What this task involves: Go through the listing below and repeat it exactly, omitting each picture.

Records supplied:
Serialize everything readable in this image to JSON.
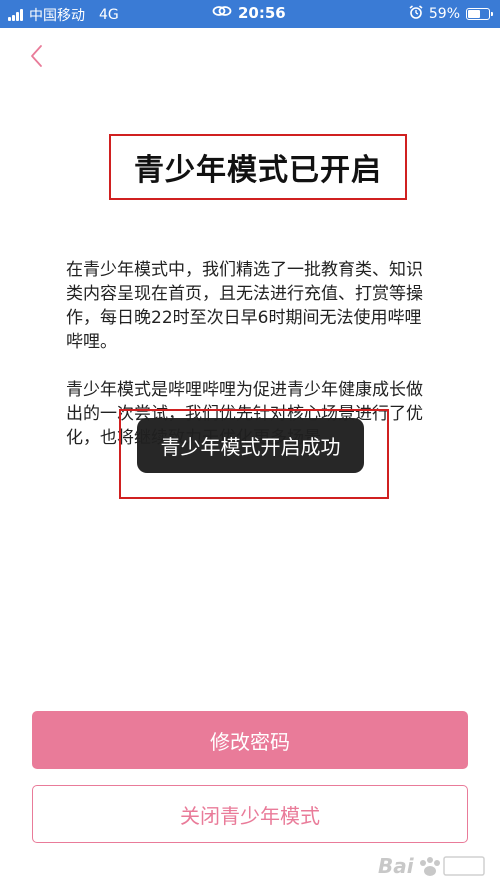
{
  "status_bar": {
    "carrier": "中国移动",
    "network": "4G",
    "time": "20:56",
    "battery_percent": "59%",
    "battery_level": 0.59,
    "icons": [
      "signal-icon",
      "link-icon",
      "alarm-icon",
      "battery-icon"
    ]
  },
  "nav": {
    "back_icon": "chevron-left-icon"
  },
  "page": {
    "title": "青少年模式已开启",
    "paragraph_1": "在青少年模式中，我们精选了一批教育类、知识类内容呈现在首页，且无法进行充值、打赏等操作，每日晚22时至次日早6时期间无法使用哔哩哔哩。",
    "paragraph_2": "青少年模式是哔哩哔哩为促进青少年健康成长做出的一次尝试，我们优先针对核心场景进行了优化，也将继续致力于优化更多场景。"
  },
  "toast": {
    "message": "青少年模式开启成功"
  },
  "actions": {
    "change_password": "修改密码",
    "close_mode": "关闭青少年模式"
  },
  "colors": {
    "status_bar": "#3a7bd5",
    "accent": "#e97b99",
    "annotation": "#d02020",
    "toast_bg": "#1f1f1f"
  }
}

Output of the exercise:
Serialize everything readable in this image to JSON.
{
  "status_bar": {
    "carrier": "中国移动",
    "network": "4G",
    "time": "20:56",
    "battery_percent": "59%",
    "battery_level": 0.59,
    "icons": [
      "signal-icon",
      "link-icon",
      "alarm-icon",
      "battery-icon"
    ]
  },
  "nav": {
    "back_icon": "chevron-left-icon"
  },
  "page": {
    "title": "青少年模式已开启",
    "paragraph_1": "在青少年模式中，我们精选了一批教育类、知识类内容呈现在首页，且无法进行充值、打赏等操作，每日晚22时至次日早6时期间无法使用哔哩哔哩。",
    "paragraph_2": "青少年模式是哔哩哔哩为促进青少年健康成长做出的一次尝试，我们优先针对核心场景进行了优化，也将继续致力于优化更多场景。"
  },
  "toast": {
    "message": "青少年模式开启成功"
  },
  "actions": {
    "change_password": "修改密码",
    "close_mode": "关闭青少年模式"
  },
  "colors": {
    "status_bar": "#3a7bd5",
    "accent": "#e97b99",
    "annotation": "#d02020",
    "toast_bg": "#1f1f1f"
  }
}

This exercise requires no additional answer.